I've done this rant live to various people, but I thought it was time to write it down.
First of all: I like Unity3D. I sincerely think Unity3D existing makes the games industry a better place.
But, basically, I don't see how it can be used for efficient, professional game development, with teams of 6 people or more all actually using Unity. I'm sure people are doing this, but I'd like to know how.
This rant is based on my experiences on a project that used Unity 3.5. Maybe Unity 4 is better. It was our first Unity3D project, but to be honest we spoke to a lot of other Unity developers and if there were any major rookie mistakes we made I don't know what they are.
Final caveat: It's been a while since I've gotten my hands dirty on this, plus I wasn't the one who set up the project, so I might get some details wrong.
We used Unity3D with Perforce, with a team of 6 to 8 people, most of whom had to work within Unity itself, as opposed to just making bitmaps or something. The daily workflow for pretty much everyone on the team was:

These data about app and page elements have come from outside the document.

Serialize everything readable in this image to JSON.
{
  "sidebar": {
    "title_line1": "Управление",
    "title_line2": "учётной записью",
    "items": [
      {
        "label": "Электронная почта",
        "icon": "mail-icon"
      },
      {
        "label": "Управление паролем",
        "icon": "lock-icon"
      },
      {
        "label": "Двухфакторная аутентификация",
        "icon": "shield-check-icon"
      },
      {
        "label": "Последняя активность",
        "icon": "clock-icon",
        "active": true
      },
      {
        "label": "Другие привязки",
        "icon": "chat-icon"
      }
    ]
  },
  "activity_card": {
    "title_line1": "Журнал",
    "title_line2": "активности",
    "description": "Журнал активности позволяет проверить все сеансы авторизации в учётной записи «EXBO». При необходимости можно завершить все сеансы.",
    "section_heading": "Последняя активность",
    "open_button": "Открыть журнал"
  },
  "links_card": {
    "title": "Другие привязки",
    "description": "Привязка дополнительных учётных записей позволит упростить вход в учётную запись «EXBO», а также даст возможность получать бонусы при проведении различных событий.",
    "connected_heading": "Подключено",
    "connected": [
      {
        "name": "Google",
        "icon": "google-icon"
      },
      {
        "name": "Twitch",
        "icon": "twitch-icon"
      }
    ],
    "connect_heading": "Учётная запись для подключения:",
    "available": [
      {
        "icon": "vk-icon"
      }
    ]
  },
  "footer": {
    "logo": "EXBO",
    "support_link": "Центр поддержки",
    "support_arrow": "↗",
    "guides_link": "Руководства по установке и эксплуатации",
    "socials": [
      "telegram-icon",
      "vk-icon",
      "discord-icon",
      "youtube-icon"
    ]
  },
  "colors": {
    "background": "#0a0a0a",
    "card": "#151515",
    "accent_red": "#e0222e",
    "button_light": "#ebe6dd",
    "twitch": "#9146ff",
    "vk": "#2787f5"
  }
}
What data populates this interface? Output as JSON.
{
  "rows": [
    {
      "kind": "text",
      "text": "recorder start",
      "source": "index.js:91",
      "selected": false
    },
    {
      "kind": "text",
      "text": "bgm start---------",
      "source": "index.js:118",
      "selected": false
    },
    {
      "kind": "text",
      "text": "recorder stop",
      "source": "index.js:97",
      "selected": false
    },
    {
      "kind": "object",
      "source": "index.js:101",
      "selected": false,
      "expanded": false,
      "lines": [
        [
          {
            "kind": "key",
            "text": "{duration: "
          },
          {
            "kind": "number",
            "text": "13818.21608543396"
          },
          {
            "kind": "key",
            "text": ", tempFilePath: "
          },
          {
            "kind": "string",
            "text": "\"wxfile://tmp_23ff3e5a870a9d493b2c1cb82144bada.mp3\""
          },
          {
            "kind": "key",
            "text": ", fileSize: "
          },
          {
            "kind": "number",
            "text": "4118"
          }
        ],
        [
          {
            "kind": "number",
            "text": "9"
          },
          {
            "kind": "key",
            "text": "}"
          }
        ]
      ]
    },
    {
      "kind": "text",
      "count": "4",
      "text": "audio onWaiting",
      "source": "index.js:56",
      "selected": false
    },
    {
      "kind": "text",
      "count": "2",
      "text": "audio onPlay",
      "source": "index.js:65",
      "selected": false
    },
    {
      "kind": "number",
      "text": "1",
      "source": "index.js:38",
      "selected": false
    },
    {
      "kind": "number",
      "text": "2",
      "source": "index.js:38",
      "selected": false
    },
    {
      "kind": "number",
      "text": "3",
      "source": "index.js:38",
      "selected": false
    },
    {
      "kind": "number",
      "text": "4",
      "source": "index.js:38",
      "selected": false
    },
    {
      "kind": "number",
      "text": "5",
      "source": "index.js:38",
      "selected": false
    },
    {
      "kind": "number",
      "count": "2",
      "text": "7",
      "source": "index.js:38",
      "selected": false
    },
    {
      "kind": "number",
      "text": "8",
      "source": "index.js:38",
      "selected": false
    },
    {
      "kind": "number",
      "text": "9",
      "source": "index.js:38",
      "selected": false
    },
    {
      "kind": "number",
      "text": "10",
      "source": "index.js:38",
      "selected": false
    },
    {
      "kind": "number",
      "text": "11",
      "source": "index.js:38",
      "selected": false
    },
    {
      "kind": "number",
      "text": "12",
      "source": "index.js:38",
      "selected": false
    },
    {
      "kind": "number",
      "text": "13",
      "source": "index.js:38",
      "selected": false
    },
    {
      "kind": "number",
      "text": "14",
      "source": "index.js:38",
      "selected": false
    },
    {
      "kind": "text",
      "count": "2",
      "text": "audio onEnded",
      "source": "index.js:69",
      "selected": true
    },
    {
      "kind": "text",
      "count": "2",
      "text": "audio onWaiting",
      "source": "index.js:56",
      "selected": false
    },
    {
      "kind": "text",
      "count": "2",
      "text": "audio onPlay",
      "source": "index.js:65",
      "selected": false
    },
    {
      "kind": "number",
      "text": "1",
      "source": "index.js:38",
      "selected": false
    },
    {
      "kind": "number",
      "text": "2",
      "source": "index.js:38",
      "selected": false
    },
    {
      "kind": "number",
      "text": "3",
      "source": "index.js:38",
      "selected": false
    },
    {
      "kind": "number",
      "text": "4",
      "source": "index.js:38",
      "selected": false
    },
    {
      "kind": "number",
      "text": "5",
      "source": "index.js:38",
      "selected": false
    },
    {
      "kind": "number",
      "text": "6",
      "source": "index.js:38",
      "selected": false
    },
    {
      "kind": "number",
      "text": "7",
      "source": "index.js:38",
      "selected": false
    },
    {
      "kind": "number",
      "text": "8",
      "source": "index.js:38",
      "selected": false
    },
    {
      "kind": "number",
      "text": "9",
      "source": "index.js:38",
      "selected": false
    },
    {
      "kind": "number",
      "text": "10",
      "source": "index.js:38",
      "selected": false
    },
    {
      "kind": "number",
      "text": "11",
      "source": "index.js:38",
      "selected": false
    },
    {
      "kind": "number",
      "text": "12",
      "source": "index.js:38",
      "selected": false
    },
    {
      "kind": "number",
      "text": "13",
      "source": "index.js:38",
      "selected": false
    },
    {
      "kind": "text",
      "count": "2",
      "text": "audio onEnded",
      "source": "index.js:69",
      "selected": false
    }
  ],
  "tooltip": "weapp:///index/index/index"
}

- Check out everything in the Unity folder in Perforce. Not 'get latest'. Check out.
- Open Unity3D.
- Do your work and test it.
- Save, then quit Unity3D. You must do this.
- Go into Perforce, reverse unchanged files, then try and guess if any files, particularly all of those tiny .meta files, have been added or removed and tell Perforce about those.
Unless you want to change a scene, then you must yell through the office that you're going to change a scene, lock the scene file, then do all of the above. So this was pretty much like not having a repository. We had things set up so scenes and other data are text files, but to be honest, just because it's now YAML doesn't mean you can just merge scenes - all those internal references don't necessarily match up.
That's a pretty sucky workflow, and it took us a while to get it through everyone's heads that they really, really had to do all this. I personally suspect - I never investigated this - that we had to quit Unity because of one plugin that saves important files on exit. But to be honest if that's the case I still see that as a design flaw in Unity.
So, internet: what did we do wrong? What are your experiences with Unity3D and teams of more than a couple of people? We did not use the Team License - could that have solved our problems, and if so how?